Of note to veterinary practitioners is that no PPIV1 RNA was detected in serum samples even from pigs that showed a high level of viral RNA in their nasal swabs. Due to lack of viremia in pigs, serum is not a good way to test for PPIV1.

With this new diagnostic ability in saliva and nasal swabs, comes encouragement from SHIC to figure out if early respiratory cases and other clinical signs may be tied to PPIV1, so we can better understand impact and prevalence of this virus in US herds.

When the SHIC Swine Disease Matrix was researched and developed to prioritize emerging and foreign diseases of focus, PPIV1, a paramyxovirus, made the list and gaps in knowledge were assessed. These gaps included the virus’ host range, transmission modes, and pathogenesis. As some viruses in the paramyxovirus family (like Nipah Virus) cause serious disease in humans; it was determined the potential for zoonotic transmission needed to be examined further. Alongside this, experimental infections in pigs had not been conducted. And important to all the above, we didn’t have a good test to detect the virus. Developing this became step one.

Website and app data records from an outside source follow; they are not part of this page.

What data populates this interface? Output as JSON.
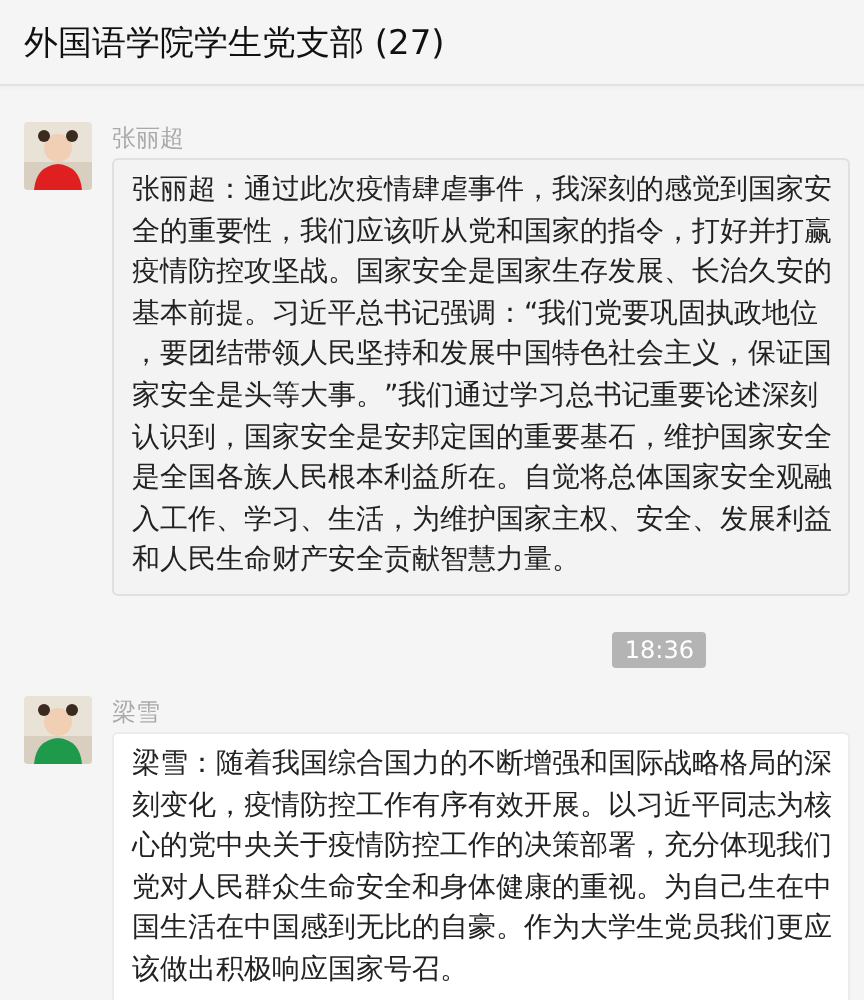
{
  "window": {
    "title": "外国语学院学生党支部 (27)"
  },
  "messages": [
    {
      "kind": "message",
      "sender": "张丽超",
      "highlighted": true,
      "text": "张丽超：通过此次疫情肆虐事件，我深刻的感觉到国家安全的重要性，我们应该听从党和国家的指令，打好并打赢疫情防控攻坚战。国家安全是国家生存发展、长治久安的基本前提。习近平总书记强调：“我们党要巩固执政地位，要团结带领人民坚持和发展中国特色社会主义，保证国家安全是头等大事。”我们通过学习总书记重要论述深刻认识到，国家安全是安邦定国的重要基石，维护国家安全是全国各族人民根本利益所在。自觉将总体国家安全观融入工作、学习、生活，为维护国家主权、安全、发展利益和人民生命财产安全贡献智慧力量。"
    },
    {
      "kind": "time",
      "text": "18:36"
    },
    {
      "kind": "message",
      "sender": "梁雪",
      "highlighted": false,
      "text": "梁雪：随着我国综合国力的不断增强和国际战略格局的深刻变化，疫情防控工作有序有效开展。以习近平同志为核心的党中央关于疫情防控工作的决策部署，充分体现我们党对人民群众生命安全和身体健康的重视。为自己生在中国生活在中国感到无比的自豪。作为大学生党员我们更应该做出积极响应国家号召。"
    }
  ]
}
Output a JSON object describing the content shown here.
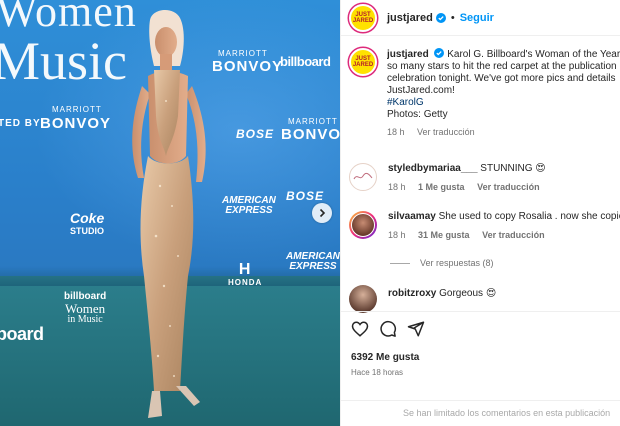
{
  "backdrop": {
    "women_title": "Women",
    "music_title": "Music",
    "edge_text_1": "TED BY",
    "marriott_small": "MARRIOTT",
    "bonvoy": "BONVOY",
    "billboard": "billboard",
    "bose": "BOSE",
    "amex_line1": "AMERICAN",
    "amex_line2": "EXPRESS",
    "coke_line1": "Coke",
    "coke_line2": "STUDIO",
    "honda": "HONDA",
    "billboard_women": "billboard",
    "billboard_women_line2": "Women",
    "billboard_women_line3": "in Music",
    "edge_text_2": "board"
  },
  "header": {
    "username": "justjared",
    "separator": "•",
    "follow_label": "Seguir",
    "avatar_text": "JUST JARED"
  },
  "caption": {
    "username": "justjared",
    "text": "Karol G. Billboard's Woman of the Year. So so many stars to hit the red carpet at the publication's celebration tonight. We've got more pics and details on JustJared.com!",
    "line1": "Karol G. Billboard's Woman of the Year.",
    "line2": "so many stars to hit the red carpet at the publication",
    "line3": "celebration tonight. We've got more pics and details",
    "line4": "JustJared.com!",
    "hashtag": "#KarolG",
    "photos": "Photos: Getty",
    "time": "18 h",
    "translate": "Ver traducción"
  },
  "comments": [
    {
      "username": "styledbymariaa___",
      "text": "STUNNING 😍",
      "time": "18 h",
      "likes": "1 Me gusta",
      "translate": "Ver traducción"
    },
    {
      "username": "silvaamay",
      "text": "She used to copy Rosalia . now she copie",
      "time": "18 h",
      "likes": "31 Me gusta",
      "translate": "Ver traducción"
    },
    {
      "username": "robitzroxy",
      "text": "Gorgeous 😍"
    }
  ],
  "replies_label": "Ver respuestas (8)",
  "actions": {
    "likes": "6392 Me gusta",
    "time": "Hace 18 horas",
    "limited": "Se han limitado los comentarios en esta publicación"
  },
  "colors": {
    "link": "#0095f6",
    "muted": "#737373",
    "hashtag": "#00376b",
    "backdrop_blue": "#2a7fca",
    "carpet": "#2c7f8d"
  }
}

First found in 2013 in Hong Kong, clinical signs associated with PPIV1 in pigs include lethargy, coughing, sneezing, and serous nasal discharge. Young pigs (under 21 days) seem most likely to develop clinical disease. However, the virus has also been detected in asymptomatic pigs. There are no pathognomonic lesions caused by PPIV1, and the likelihood of viral co-infection makes the interpretation of observed signs and lesions difficult. Thought to be transmitted via the respiratory route for a viral shedding period of 2-10 days, it is unclear whether other modes of transmission occur. The PPIV1 Fact Sheet on SHIC’s website recommends that it should be considered as a differential when commercial pigs are showing symptoms of respiratory illness, but test negative for known respiratory pathogens.

For incidents of high or ongoing morbidity or mortality where an etiology is either not identified or there is a strong suspicion that the identified etiology is not the likely cause of the outbreak, SHIC offers support for the need for further diagnostic workup to identify newly introduced or emerging swine diseases. Read more about diagnostic fee assistance here.

Funded by America’s pork producers to protect and enhance the health of the US swine herd, the Swine Health Information Center focuses its efforts on prevention, preparedness, and response. As a conduit of information and research, SHIC encourages sharing of its publications and research for the benefit of swine health. Forward, reprint, and quote SHIC material freely. For more information, visit http://www.swinehealth.org or contact Dr. Paul Sundberg at psundberg@swinehealth.org.